**WHAT YOU NEED TO DO:**
Please report every line in the entries that contains the string "data".

--- MATERIALS PROVIDED Enclosed Below ---

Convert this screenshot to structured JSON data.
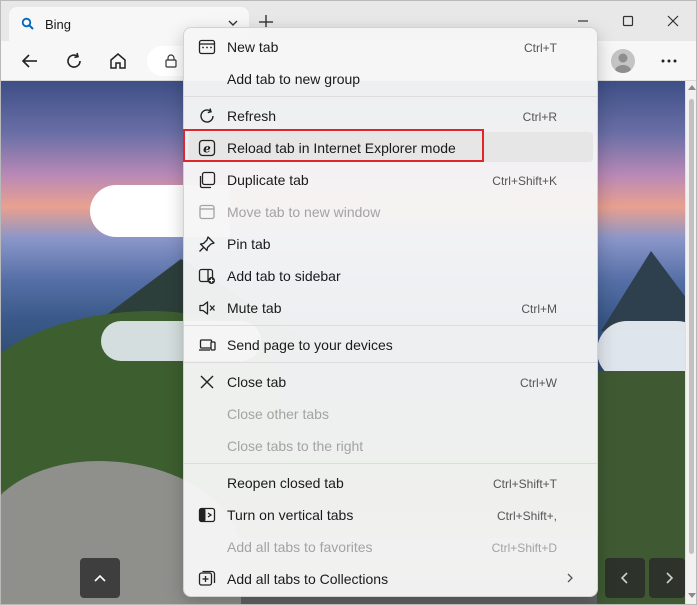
{
  "tab": {
    "title": "Bing",
    "favicon": "search-icon"
  },
  "menu": {
    "items": [
      {
        "label": "New tab",
        "shortcut": "Ctrl+T",
        "icon": "new-tab-icon",
        "disabled": false
      },
      {
        "label": "Add tab to new group",
        "shortcut": "",
        "icon": "",
        "disabled": false
      },
      {
        "label": "Refresh",
        "shortcut": "Ctrl+R",
        "icon": "refresh-icon",
        "disabled": false
      },
      {
        "label": "Reload tab in Internet Explorer mode",
        "shortcut": "",
        "icon": "ie-mode-icon",
        "disabled": false
      },
      {
        "label": "Duplicate tab",
        "shortcut": "Ctrl+Shift+K",
        "icon": "duplicate-icon",
        "disabled": false
      },
      {
        "label": "Move tab to new window",
        "shortcut": "",
        "icon": "move-window-icon",
        "disabled": true
      },
      {
        "label": "Pin tab",
        "shortcut": "",
        "icon": "pin-icon",
        "disabled": false
      },
      {
        "label": "Add tab to sidebar",
        "shortcut": "",
        "icon": "sidebar-icon",
        "disabled": false
      },
      {
        "label": "Mute tab",
        "shortcut": "Ctrl+M",
        "icon": "mute-icon",
        "disabled": false
      },
      {
        "label": "Send page to your devices",
        "shortcut": "",
        "icon": "devices-icon",
        "disabled": false
      },
      {
        "label": "Close tab",
        "shortcut": "Ctrl+W",
        "icon": "close-icon",
        "disabled": false
      },
      {
        "label": "Close other tabs",
        "shortcut": "",
        "icon": "",
        "disabled": true
      },
      {
        "label": "Close tabs to the right",
        "shortcut": "",
        "icon": "",
        "disabled": true
      },
      {
        "label": "Reopen closed tab",
        "shortcut": "Ctrl+Shift+T",
        "icon": "",
        "disabled": false
      },
      {
        "label": "Turn on vertical tabs",
        "shortcut": "Ctrl+Shift+,",
        "icon": "vertical-tabs-icon",
        "disabled": false
      },
      {
        "label": "Add all tabs to favorites",
        "shortcut": "Ctrl+Shift+D",
        "icon": "",
        "disabled": true
      },
      {
        "label": "Add all tabs to Collections",
        "shortcut": "",
        "icon": "collections-icon",
        "disabled": false
      }
    ]
  },
  "colors": {
    "highlight_box": "#e0252b",
    "accent": "#0067c0"
  }
}
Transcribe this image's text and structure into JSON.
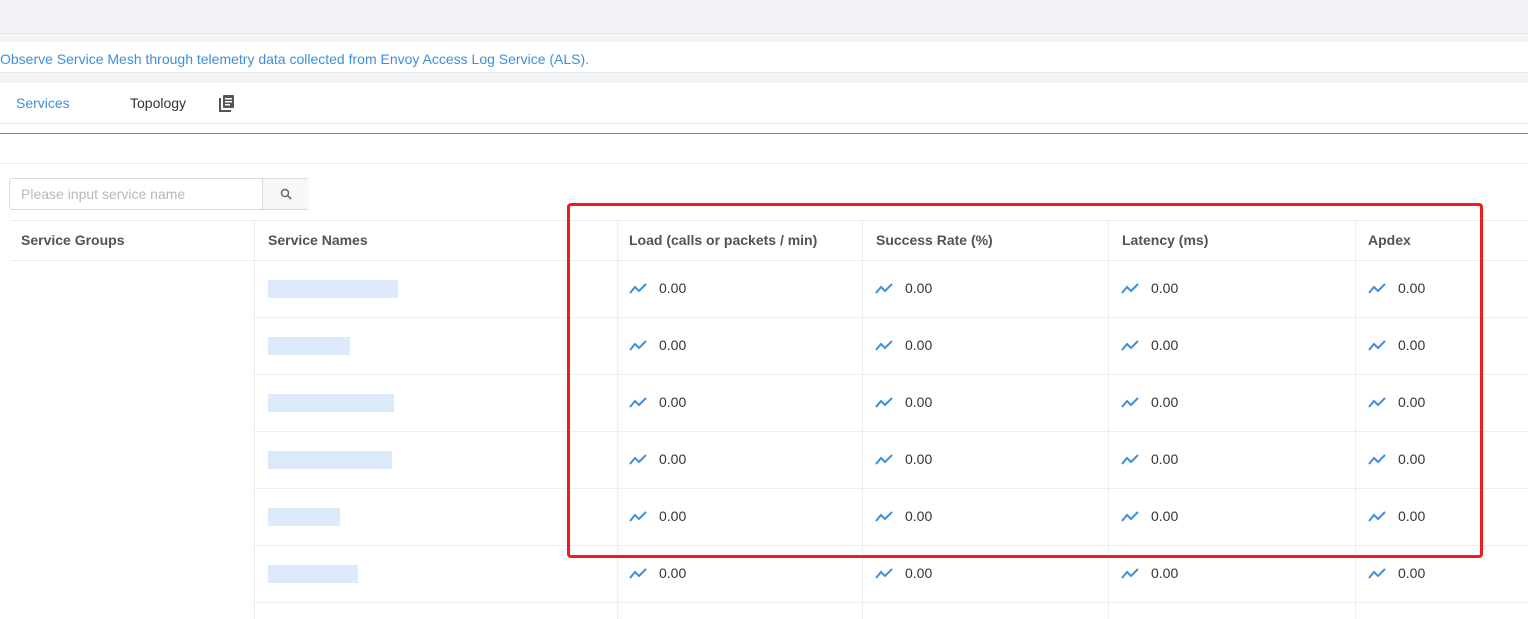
{
  "description": "Observe Service Mesh through telemetry data collected from Envoy Access Log Service (ALS).",
  "tabs": [
    {
      "label": "Services"
    },
    {
      "label": "Topology"
    }
  ],
  "search": {
    "placeholder": "Please input service name",
    "value": ""
  },
  "table": {
    "headers": [
      "Service Groups",
      "Service Names",
      "Load (calls or packets / min)",
      "Success Rate (%)",
      "Latency (ms)",
      "Apdex"
    ],
    "rows": [
      {
        "service": "",
        "load": "0.00",
        "success": "0.00",
        "latency": "0.00",
        "apdex": "0.00"
      },
      {
        "service": "",
        "load": "0.00",
        "success": "0.00",
        "latency": "0.00",
        "apdex": "0.00"
      },
      {
        "service": "",
        "load": "0.00",
        "success": "0.00",
        "latency": "0.00",
        "apdex": "0.00"
      },
      {
        "service": "",
        "load": "0.00",
        "success": "0.00",
        "latency": "0.00",
        "apdex": "0.00"
      },
      {
        "service": "",
        "load": "0.00",
        "success": "0.00",
        "latency": "0.00",
        "apdex": "0.00"
      },
      {
        "service": "",
        "load": "0.00",
        "success": "0.00",
        "latency": "0.00",
        "apdex": "0.00"
      }
    ]
  },
  "colors": {
    "accent": "#3d8fdc",
    "highlight": "#ee1c1c"
  },
  "icons": {
    "trend": "trend-line-icon",
    "search": "search-icon",
    "doc": "document-copy-icon"
  }
}
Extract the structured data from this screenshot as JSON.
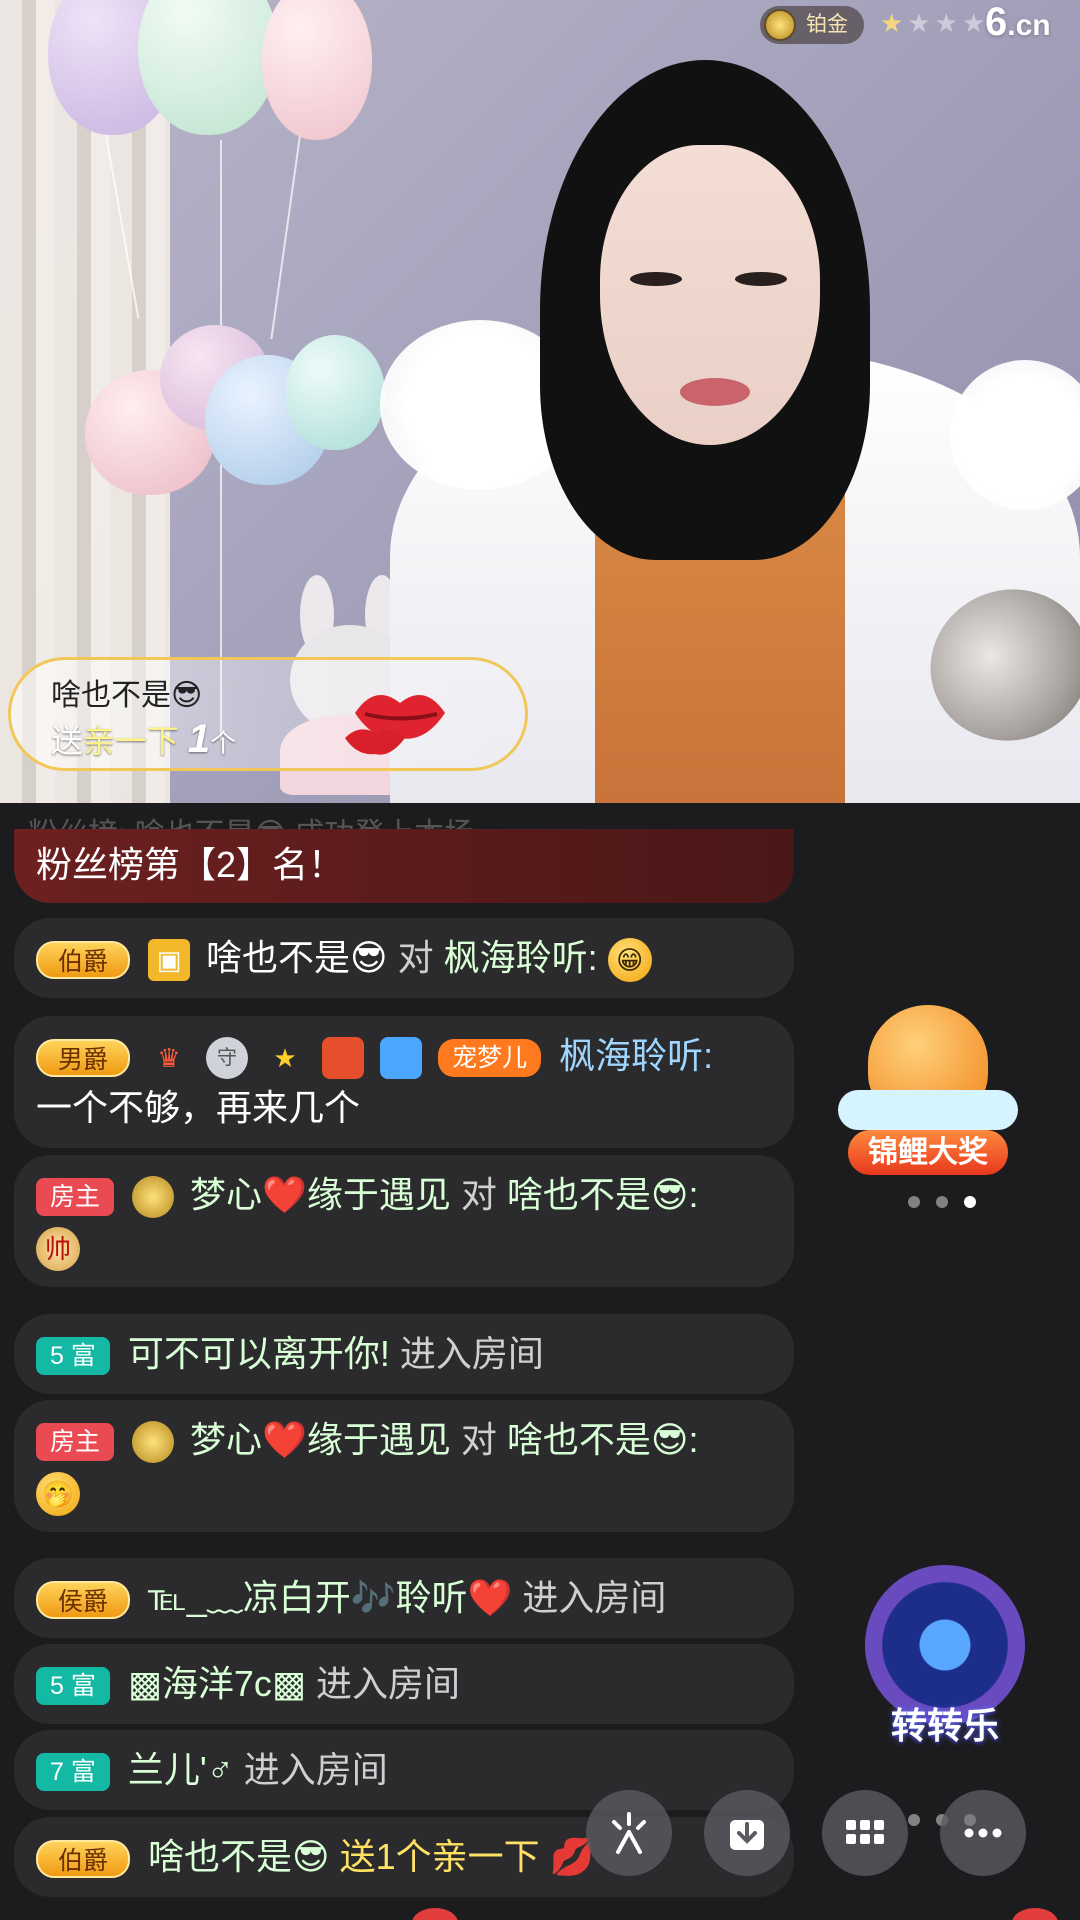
{
  "header": {
    "badge_label": "铂金",
    "logo_text": "6",
    "logo_suffix": ".cn",
    "stars": [
      "★",
      "★",
      "★",
      "★"
    ]
  },
  "gift_banner": {
    "sender": "啥也不是😎",
    "prefix": "送",
    "gift_name": "亲一下",
    "count": "1",
    "unit": "个"
  },
  "chat": {
    "ghost_line": "粉丝榜: 啥也不是😎 成功登上本场",
    "rank_text": "粉丝榜第【2】名！",
    "messages": [
      {
        "tag": "伯爵",
        "user": "啥也不是😎",
        "to_word": "对",
        "target": "枫海聆听:",
        "emoji": "😁"
      },
      {
        "tag": "男爵",
        "pet_tag": "宠梦儿",
        "user": "枫海聆听:",
        "text": "一个不够，再来几个"
      },
      {
        "tag": "房主",
        "user": "梦心❤️缘于遇见",
        "to_word": "对",
        "target": "啥也不是😎:",
        "emoji": "帅"
      },
      {
        "tag": "5 富",
        "user": "可不可以离开你!",
        "action": "进入房间"
      },
      {
        "tag": "房主",
        "user": "梦心❤️缘于遇见",
        "to_word": "对",
        "target": "啥也不是😎:",
        "emoji": "🤭"
      },
      {
        "tag": "侯爵",
        "user": "℡_﹏凉白开🎶聆听❤️",
        "action": "进入房间"
      },
      {
        "tag": "5 富",
        "user": "▩海洋7c▩",
        "action": "进入房间"
      },
      {
        "tag": "7 富",
        "user": "兰儿'♂",
        "action": "进入房间"
      },
      {
        "tag": "伯爵",
        "user": "啥也不是😎",
        "text": "送1个亲一下"
      }
    ]
  },
  "widgets": {
    "koi_label": "锦鲤大奖",
    "wheel_label": "转转乐"
  },
  "colors": {
    "chat_bg": "#1c1c1e",
    "bubble": "#2b2b2d",
    "noble": "#f0a51a",
    "host": "#ea4b53",
    "rich": "#13b9a5"
  }
}
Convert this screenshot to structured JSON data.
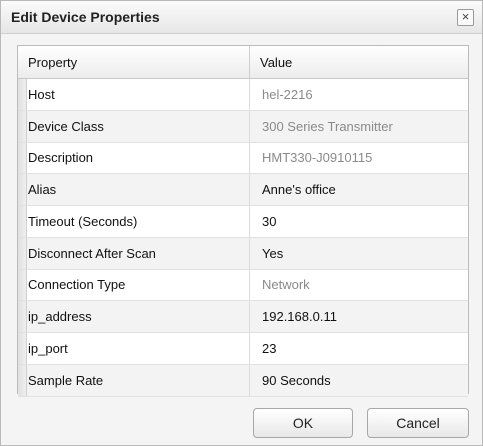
{
  "dialog": {
    "title": "Edit Device Properties",
    "close_glyph": "×"
  },
  "grid": {
    "columns": [
      "Property",
      "Value"
    ],
    "rows": [
      {
        "property": "Host",
        "value": "hel-2216",
        "editable": false
      },
      {
        "property": "Device Class",
        "value": "300 Series Transmitter",
        "editable": false
      },
      {
        "property": "Description",
        "value": "HMT330-J0910115",
        "editable": false
      },
      {
        "property": "Alias",
        "value": "Anne's office",
        "editable": true
      },
      {
        "property": "Timeout (Seconds)",
        "value": "30",
        "editable": true
      },
      {
        "property": "Disconnect After Scan",
        "value": "Yes",
        "editable": true
      },
      {
        "property": "Connection Type",
        "value": "Network",
        "editable": false
      },
      {
        "property": "ip_address",
        "value": "192.168.0.11",
        "editable": true
      },
      {
        "property": "ip_port",
        "value": "23",
        "editable": true
      },
      {
        "property": "Sample Rate",
        "value": "90 Seconds",
        "editable": true
      }
    ]
  },
  "buttons": {
    "ok_label": "OK",
    "cancel_label": "Cancel"
  }
}
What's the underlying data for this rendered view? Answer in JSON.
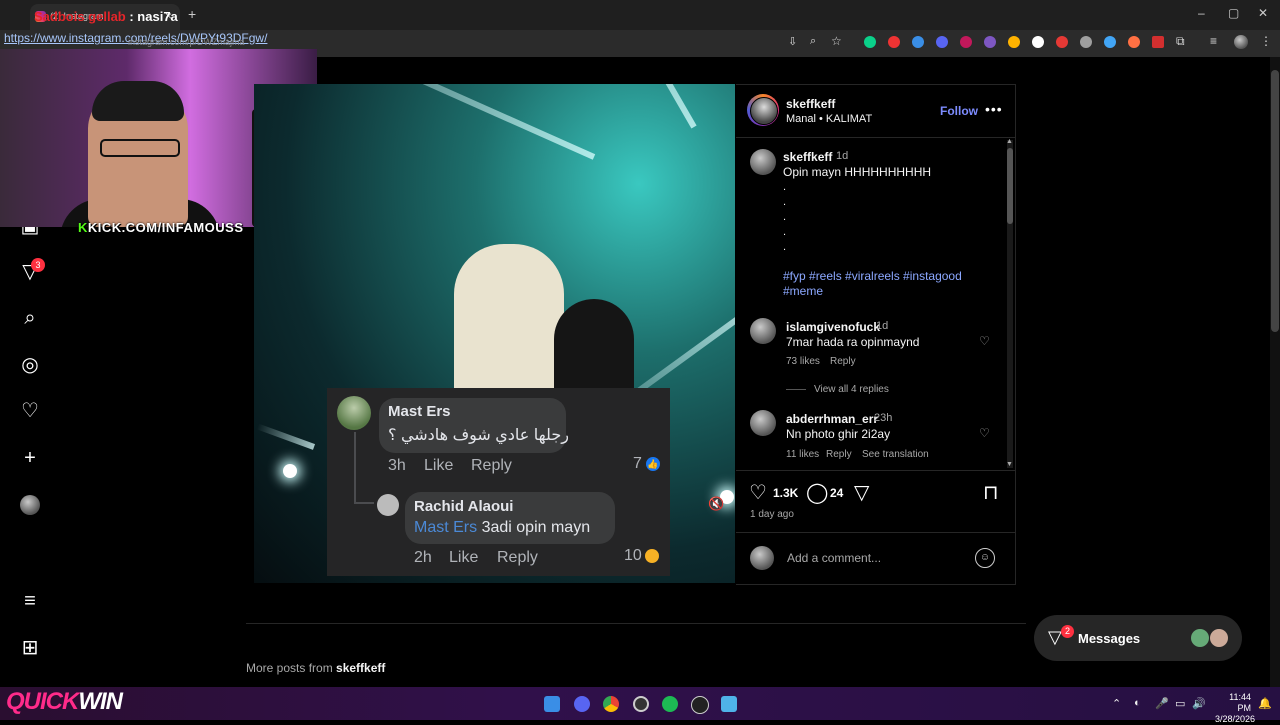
{
  "browser": {
    "tab_title": "(2) Instagram",
    "overlay_title_red": "Sadbois gellab",
    "overlay_title_white": " : nasi7a",
    "url": "https://www.instagram.com/reels/DWPYt93DFgw/",
    "url_faint": "instagram.com/p/DWZmajma"
  },
  "stream": {
    "kick_prefix": "K",
    "kick_text": "KICK.COM/INFAMOUSS"
  },
  "sidebar": {
    "notif_count": "3"
  },
  "post": {
    "author": "skeffkeff",
    "audio": "Manal • KALIMAT",
    "follow_label": "Follow",
    "more_label": "•••",
    "caption": {
      "author": "skeffkeff",
      "time": "1d",
      "text": "Opin mayn HHHHHHHHHH",
      "dots": [
        ".",
        ".",
        ".",
        ".",
        "."
      ],
      "tags_line1": "#fyp #reels #viralreels #instagood",
      "tags_line2": "#meme"
    },
    "comments": [
      {
        "user": "islamgivenofuck",
        "time": "1d",
        "text": "7mar hada ra opinmaynd",
        "likes": "73 likes",
        "reply": "Reply",
        "view_replies": "View all 4 replies"
      },
      {
        "user": "abderrhman_err",
        "time": "23h",
        "text": "Nn photo ghir 2i2ay",
        "likes": "11 likes",
        "reply": "Reply",
        "translate": "See translation"
      }
    ],
    "likes_count": "1.3K",
    "comments_count": "24",
    "date": "1 day ago",
    "add_comment_placeholder": "Add a comment..."
  },
  "fb_card": {
    "c1_name": "Mast Ers",
    "c1_text": "رجلها عادي شوف هادشي ؟",
    "c1_time": "3h",
    "c1_like": "Like",
    "c1_reply": "Reply",
    "c1_count": "7",
    "c2_name": "Rachid Alaoui",
    "c2_mention": "Mast Ers",
    "c2_text": " 3adi opin mayn",
    "c2_time": "2h",
    "c2_like": "Like",
    "c2_reply": "Reply",
    "c2_count": "10"
  },
  "footer": {
    "more_posts_prefix": "More posts from ",
    "more_posts_user": "skeffkeff"
  },
  "messages": {
    "label": "Messages",
    "badge": "2"
  },
  "taskbar": {
    "quickwin_pink": "QUICK",
    "quickwin_white": "WIN",
    "time": "11:44 PM",
    "date": "3/28/2026"
  },
  "colors": {
    "accent_blue": "#7d8cff",
    "notif_red": "#ff3040",
    "kick_green": "#53fc18"
  }
}
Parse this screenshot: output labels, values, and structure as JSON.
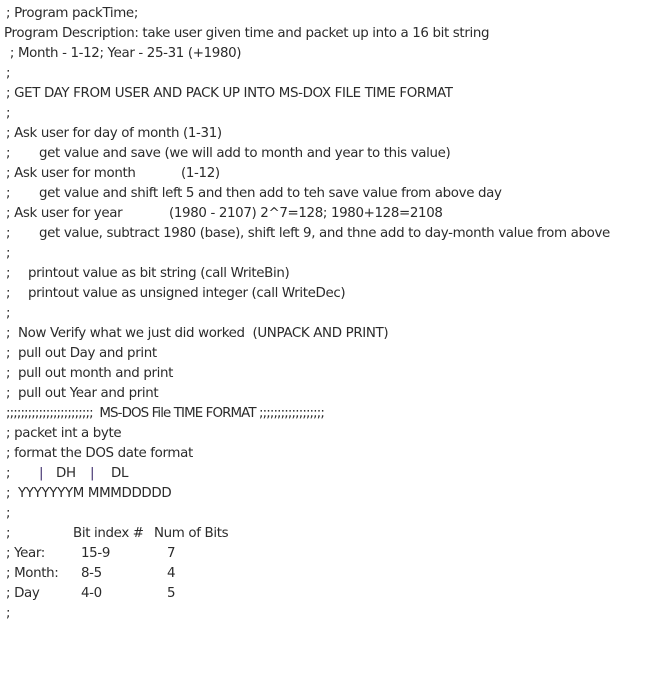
{
  "lines": [
    {
      "text": "; Program packTime;"
    },
    {
      "text": "Program Description: take user given time and packet up into a 16 bit string"
    },
    {
      "text": " ; Month - 1-12; Year - 25-31 (+1980)"
    },
    {
      "text": ";"
    },
    {
      "text": "; GET DAY FROM USER AND PACK UP INTO MS-DOX FILE TIME FORMAT"
    },
    {
      "text": ";"
    },
    {
      "text": "; Ask user for day of month (1-31)"
    },
    {
      "semi": ";",
      "text": "get value and save (we will add to month and year to this value)"
    },
    {
      "text": "; Ask user for month",
      "extra": "(1-12)"
    },
    {
      "semi": ";",
      "text": "get value and shift left 5 and then add to teh save value from above day"
    },
    {
      "text": "; Ask user for year",
      "extra": "(1980 - 2107) 2^7=128; 1980+128=2108"
    },
    {
      "semi": ";",
      "text": "get value, subtract 1980 (base), shift left 9, and thne add to day-month value from above"
    },
    {
      "text": ";"
    },
    {
      "semi": ";",
      "text": "printout value as bit string (call WriteBin)"
    },
    {
      "semi": ";",
      "text": "printout value as unsigned integer (call WriteDec)"
    },
    {
      "text": ";"
    },
    {
      "text": ";  Now Verify what we just did worked  (UNPACK AND PRINT)"
    },
    {
      "text": ";  pull out Day and print"
    },
    {
      "text": ";  pull out month and print"
    },
    {
      "text": ";  pull out Year and print"
    },
    {
      "text": ";;;;;;;;;;;;;;;;;;;;;;;;  MS-DOS File TIME FORMAT ;;;;;;;;;;;;;;;;;;"
    },
    {
      "text": "; packet int a byte"
    },
    {
      "text": "; format the DOS date format"
    },
    {
      "semi": ";",
      "pipe1": "|",
      "dh": "DH",
      "pipe2": "|",
      "dl": "DL"
    },
    {
      "text": ";  YYYYYYYM MMMDDDDD"
    },
    {
      "text": ";"
    }
  ],
  "table": {
    "header_semi": ";",
    "headers": [
      "Bit index #",
      "Num of Bits"
    ],
    "rows": [
      {
        "label": "; Year:",
        "index": "15-9",
        "bits": "7"
      },
      {
        "label": "; Month:",
        "index": "8-5",
        "bits": "4"
      },
      {
        "label": "; Day",
        "index": "4-0",
        "bits": "5"
      }
    ],
    "trailing": ";"
  }
}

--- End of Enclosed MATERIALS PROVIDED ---

**WRITTEN ANSWER:**
Convert this screenshot to structured JSON data.
  "description": "Observe Service Mesh through telemetry data collected from Envoy Access Log Service (ALS).",
Extract the structured data from this screenshot as JSON.
Convert this screenshot to structured JSON data.
What's the underlying data for this rendered view? Answer in JSON.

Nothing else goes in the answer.